Hein, who expected to die, is cautiously optimistic. “I’m very positive about my future, but I’m always on a state of alert,” he says. “I sit in the shade. I cream up with sunscreen. I even do it for my child and my wife. I don’t want to tempt the fates.”
Soon, doctors may defeat cancer by attacking stem cells.
Skin stem cells make thousands of healthy skin cells. Melanoma stem cells work similarly, except they make thousands of malignant melanoma cells. Researchers are targeting melanoma stem cells to stop tumors from spreading.
“It’s like killing off the queen bee,” Patel says. “The whole hive then dies away, because you’ve gotten to the cell that’s giving rise to everything.”
This is vastly different from chemotherapy, which aims to kill as much cancer as possible. Stem cells make up only one to three per cent of some skin cancers.
“If you got rid of the cancer stem cell population, the whole tumor could not proliferate,” Patel says. “If you take the bulk of a tumor and regrow it in a mouse without stem cells, it can’t form. But if you take a small part of the cancer stem cell population, it grows back fully.”
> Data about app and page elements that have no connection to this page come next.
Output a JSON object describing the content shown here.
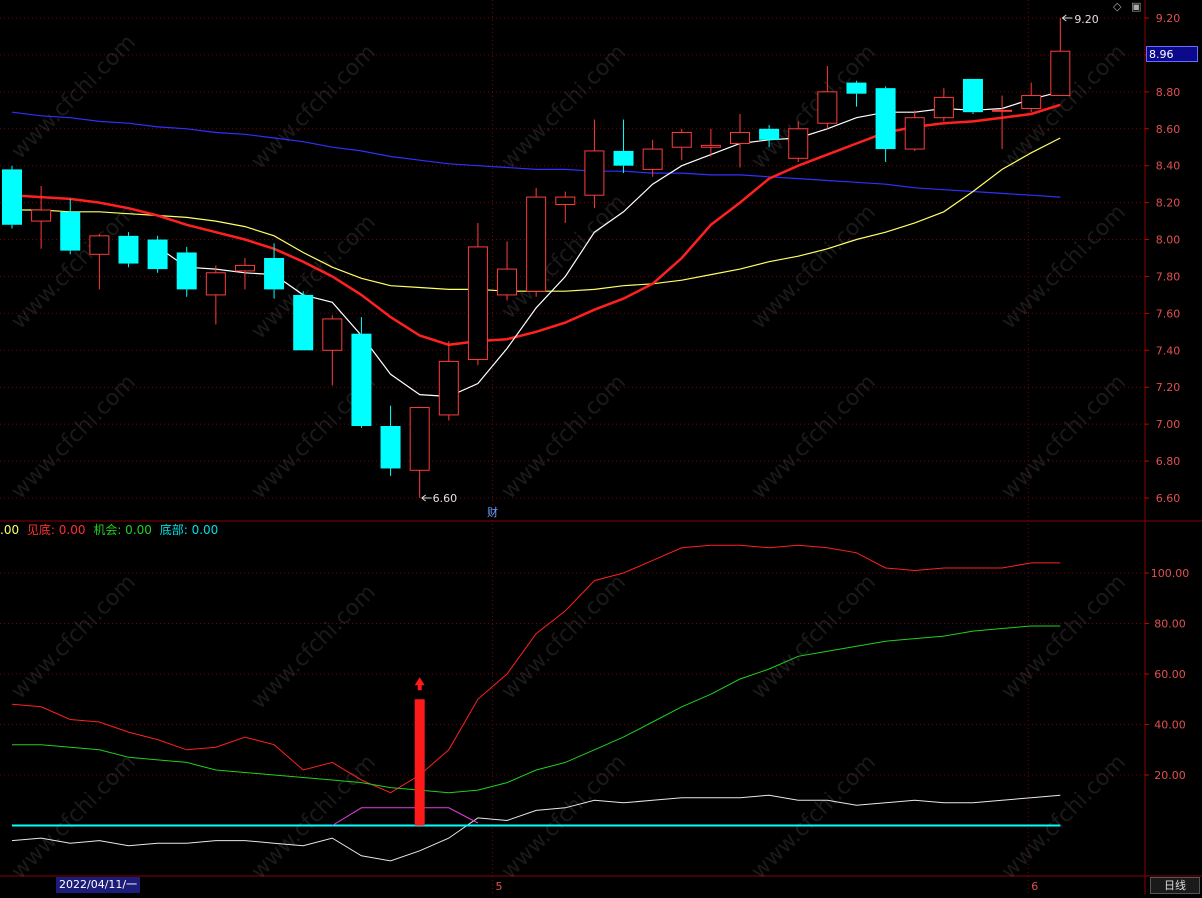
{
  "app": {
    "watermark": "www.cfchi.com",
    "period_label": "日线",
    "cursor_date": "2022/04/11/一",
    "last_price_tag": "8.96",
    "high_marker": "9.20",
    "low_marker": "6.60",
    "event_marker": "财",
    "icons": [
      "diamond-icon",
      "window-icon"
    ]
  },
  "colors": {
    "up": "#ff3b3b",
    "down": "#00ffff",
    "ma5": "#ffffff",
    "ma10": "#ff2020",
    "ma20": "#ffff66",
    "ma60": "#3030ff",
    "grid": "#7a0000",
    "ind_red": "#ff2020",
    "ind_green": "#20d020",
    "ind_white": "#e8e8e8",
    "ind_cyan": "#00ffff",
    "ind_magenta": "#e040e0"
  },
  "legend": [
    {
      "label": ".00",
      "color": "#ffff66"
    },
    {
      "label": "见底: 0.00",
      "color": "#ff3030"
    },
    {
      "label": "机会: 0.00",
      "color": "#20d020"
    },
    {
      "label": "底部: 0.00",
      "color": "#00e0e0"
    }
  ],
  "chart_data": [
    {
      "type": "candlestick",
      "ylim": [
        6.5,
        9.25
      ],
      "yticks": [
        "9.20",
        "9.00",
        "8.80",
        "8.60",
        "8.40",
        "8.20",
        "8.00",
        "7.80",
        "7.60",
        "7.40",
        "7.20",
        "7.00",
        "6.80",
        "6.60"
      ],
      "xticks": [
        {
          "label": "5",
          "index": 16.5
        },
        {
          "label": "6",
          "index": 34.9
        }
      ],
      "candles": [
        {
          "o": 8.38,
          "h": 8.4,
          "l": 8.06,
          "c": 8.08
        },
        {
          "o": 8.1,
          "h": 8.29,
          "l": 7.95,
          "c": 8.16
        },
        {
          "o": 8.15,
          "h": 8.22,
          "l": 7.92,
          "c": 7.94
        },
        {
          "o": 7.92,
          "h": 8.03,
          "l": 7.73,
          "c": 8.02
        },
        {
          "o": 8.02,
          "h": 8.04,
          "l": 7.85,
          "c": 7.87
        },
        {
          "o": 8.0,
          "h": 8.02,
          "l": 7.82,
          "c": 7.84
        },
        {
          "o": 7.93,
          "h": 7.96,
          "l": 7.69,
          "c": 7.73
        },
        {
          "o": 7.7,
          "h": 7.86,
          "l": 7.54,
          "c": 7.82
        },
        {
          "o": 7.83,
          "h": 7.9,
          "l": 7.73,
          "c": 7.86
        },
        {
          "o": 7.9,
          "h": 7.98,
          "l": 7.68,
          "c": 7.73
        },
        {
          "o": 7.7,
          "h": 7.72,
          "l": 7.4,
          "c": 7.4
        },
        {
          "o": 7.4,
          "h": 7.59,
          "l": 7.21,
          "c": 7.57
        },
        {
          "o": 7.49,
          "h": 7.58,
          "l": 6.98,
          "c": 6.99
        },
        {
          "o": 6.99,
          "h": 7.1,
          "l": 6.72,
          "c": 6.76
        },
        {
          "o": 6.75,
          "h": 7.09,
          "l": 6.6,
          "c": 7.09
        },
        {
          "o": 7.05,
          "h": 7.45,
          "l": 7.02,
          "c": 7.34
        },
        {
          "o": 7.35,
          "h": 8.09,
          "l": 7.32,
          "c": 7.96
        },
        {
          "o": 7.7,
          "h": 7.99,
          "l": 7.67,
          "c": 7.84
        },
        {
          "o": 7.72,
          "h": 8.28,
          "l": 7.69,
          "c": 8.23
        },
        {
          "o": 8.19,
          "h": 8.26,
          "l": 8.09,
          "c": 8.23
        },
        {
          "o": 8.24,
          "h": 8.65,
          "l": 8.17,
          "c": 8.48
        },
        {
          "o": 8.48,
          "h": 8.65,
          "l": 8.36,
          "c": 8.4
        },
        {
          "o": 8.38,
          "h": 8.54,
          "l": 8.34,
          "c": 8.49
        },
        {
          "o": 8.5,
          "h": 8.6,
          "l": 8.43,
          "c": 8.58
        },
        {
          "o": 8.5,
          "h": 8.6,
          "l": 8.45,
          "c": 8.51
        },
        {
          "o": 8.52,
          "h": 8.68,
          "l": 8.39,
          "c": 8.58
        },
        {
          "o": 8.6,
          "h": 8.62,
          "l": 8.5,
          "c": 8.54
        },
        {
          "o": 8.44,
          "h": 8.64,
          "l": 8.42,
          "c": 8.6
        },
        {
          "o": 8.63,
          "h": 8.94,
          "l": 8.6,
          "c": 8.8
        },
        {
          "o": 8.85,
          "h": 8.86,
          "l": 8.72,
          "c": 8.79
        },
        {
          "o": 8.82,
          "h": 8.83,
          "l": 8.42,
          "c": 8.49
        },
        {
          "o": 8.49,
          "h": 8.7,
          "l": 8.48,
          "c": 8.66
        },
        {
          "o": 8.66,
          "h": 8.82,
          "l": 8.64,
          "c": 8.77
        },
        {
          "o": 8.87,
          "h": 8.87,
          "l": 8.68,
          "c": 8.69
        },
        {
          "o": 8.7,
          "h": 8.78,
          "l": 8.49,
          "c": 8.7
        },
        {
          "o": 8.71,
          "h": 8.85,
          "l": 8.69,
          "c": 8.78
        },
        {
          "o": 8.78,
          "h": 9.2,
          "l": 8.78,
          "c": 9.02
        }
      ],
      "ma5": [
        null,
        null,
        null,
        null,
        null,
        7.96,
        7.85,
        7.84,
        7.82,
        7.81,
        7.7,
        7.66,
        7.48,
        7.27,
        7.16,
        7.15,
        7.22,
        7.41,
        7.63,
        7.8,
        8.04,
        8.15,
        8.3,
        8.4,
        8.46,
        8.52,
        8.54,
        8.55,
        8.6,
        8.66,
        8.69,
        8.69,
        8.71,
        8.7,
        8.71,
        8.76,
        8.8
      ],
      "ma10": [
        8.24,
        8.23,
        8.22,
        8.2,
        8.17,
        8.13,
        8.08,
        8.04,
        8.0,
        7.95,
        7.88,
        7.8,
        7.7,
        7.58,
        7.48,
        7.43,
        7.45,
        7.46,
        7.5,
        7.55,
        7.62,
        7.68,
        7.76,
        7.9,
        8.08,
        8.2,
        8.33,
        8.4,
        8.46,
        8.52,
        8.58,
        8.61,
        8.63,
        8.64,
        8.66,
        8.68,
        8.73
      ],
      "ma20": [
        8.16,
        8.16,
        8.15,
        8.15,
        8.14,
        8.13,
        8.12,
        8.1,
        8.07,
        8.02,
        7.93,
        7.85,
        7.79,
        7.75,
        7.74,
        7.73,
        7.73,
        7.72,
        7.72,
        7.72,
        7.73,
        7.75,
        7.76,
        7.78,
        7.81,
        7.84,
        7.88,
        7.91,
        7.95,
        8.0,
        8.04,
        8.09,
        8.15,
        8.26,
        8.38,
        8.47,
        8.55
      ],
      "ma60": [
        8.69,
        8.67,
        8.66,
        8.64,
        8.63,
        8.61,
        8.6,
        8.58,
        8.57,
        8.55,
        8.53,
        8.5,
        8.48,
        8.45,
        8.43,
        8.41,
        8.4,
        8.39,
        8.38,
        8.38,
        8.37,
        8.37,
        8.36,
        8.36,
        8.35,
        8.35,
        8.34,
        8.33,
        8.32,
        8.31,
        8.3,
        8.28,
        8.27,
        8.26,
        8.25,
        8.24,
        8.23
      ]
    },
    {
      "type": "line",
      "ylim": [
        -20,
        120
      ],
      "yticks": [
        "100.00",
        "80.00",
        "60.00",
        "40.00",
        "20.00"
      ],
      "series": [
        {
          "values": [
            48,
            47,
            42,
            41,
            37,
            34,
            30,
            31,
            35,
            32,
            22,
            25,
            18,
            13,
            20,
            30,
            50,
            60,
            76,
            85,
            97,
            100,
            105,
            110,
            111,
            111,
            110,
            111,
            110,
            108,
            102,
            101,
            102,
            102,
            102,
            104,
            104
          ]
        },
        {
          "values": [
            32,
            32,
            31,
            30,
            27,
            26,
            25,
            22,
            21,
            20,
            19,
            18,
            17,
            15,
            14,
            13,
            14,
            17,
            22,
            25,
            30,
            35,
            41,
            47,
            52,
            58,
            62,
            67,
            69,
            71,
            73,
            74,
            75,
            77,
            78,
            79,
            79
          ]
        },
        {
          "values": [
            -6,
            -5,
            -7,
            -6,
            -8,
            -7,
            -7,
            -6,
            -6,
            -7,
            -8,
            -5,
            -12,
            -14,
            -10,
            -5,
            3,
            2,
            6,
            7,
            10,
            9,
            10,
            11,
            11,
            11,
            12,
            10,
            10,
            8,
            9,
            10,
            9,
            9,
            10,
            11,
            12
          ]
        },
        {
          "values": [
            0,
            0,
            0,
            0,
            0,
            0,
            0,
            0,
            0,
            0,
            0,
            0,
            0,
            0,
            0,
            0,
            0,
            0,
            0,
            0,
            0,
            0,
            0,
            0,
            0,
            0,
            0,
            0,
            0,
            0,
            0,
            0,
            0,
            0,
            0,
            0,
            0
          ]
        },
        {
          "values": [
            null,
            null,
            null,
            null,
            null,
            null,
            null,
            null,
            null,
            null,
            null,
            0,
            7,
            7,
            7,
            7,
            1,
            null,
            null,
            null,
            null,
            null,
            null,
            null,
            null,
            null,
            null,
            null,
            null,
            null,
            null,
            null,
            null,
            null,
            null,
            null,
            null
          ]
        }
      ],
      "bars": [
        {
          "index": 14,
          "value": 50
        }
      ]
    }
  ]
}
Researchers have begun clinical trials, and treatments could be available in a decade.
Despite sun damage that I endured during my youth, I’m optimistic that I’m doing everything that I can to stay ahead of any problems that may crop up. I’ve got photos of all of my moles and freckles now, which I use for monthly self-exams. I’ll bring them to my dermatologist for my next full-body examination. I’ve also been raising my children with 21st century values for sun exposure—plenty of high-SPF sunscreen, hats and time in the shade—so hopefully the next generation won’t have the melanoma worries that my generation does.
After a Diagnosis
If you’ve been diagnosed with advanced melanoma, here’s what patient advocates recommend:
See a specialist
Seek a facility where doctors specialize in melanoma. “Our recommendation for patients is to get into a melanoma center of excellence,” says Bettina Ryll, founder of Melanoma Patient Network Europe in Uppsala, Sweden. “The new immunotherapies have very different side effects from anything we’ve ever had before, so you don’t want to have a physician who has never seen this.”
Consider a clinical trial
Availability of immunotherapy and targeted therapy varies in Europe. Cost is a factor in many countries. Many patients enter clinical trials to receive these drugs. A promising clinical trial may be farther from home than you’d prefer, but the extra drive could be worth it. Rory Bernard, 47, of Clermont-Ferrand, France, travels four hours to Paris for targeted therapy treatments, which have shrunk his tumors and extended his life. “The dermatologist said, ‘If you stay here, you’re dead in six months,’” says Rory’s wife, Gilly Spurrier-Bernard, founder of Melanoma France. “My aim is to inform patients that if they want to get the best treatment, they may need to move around.” Translation translation transl translation translation transl translation translation.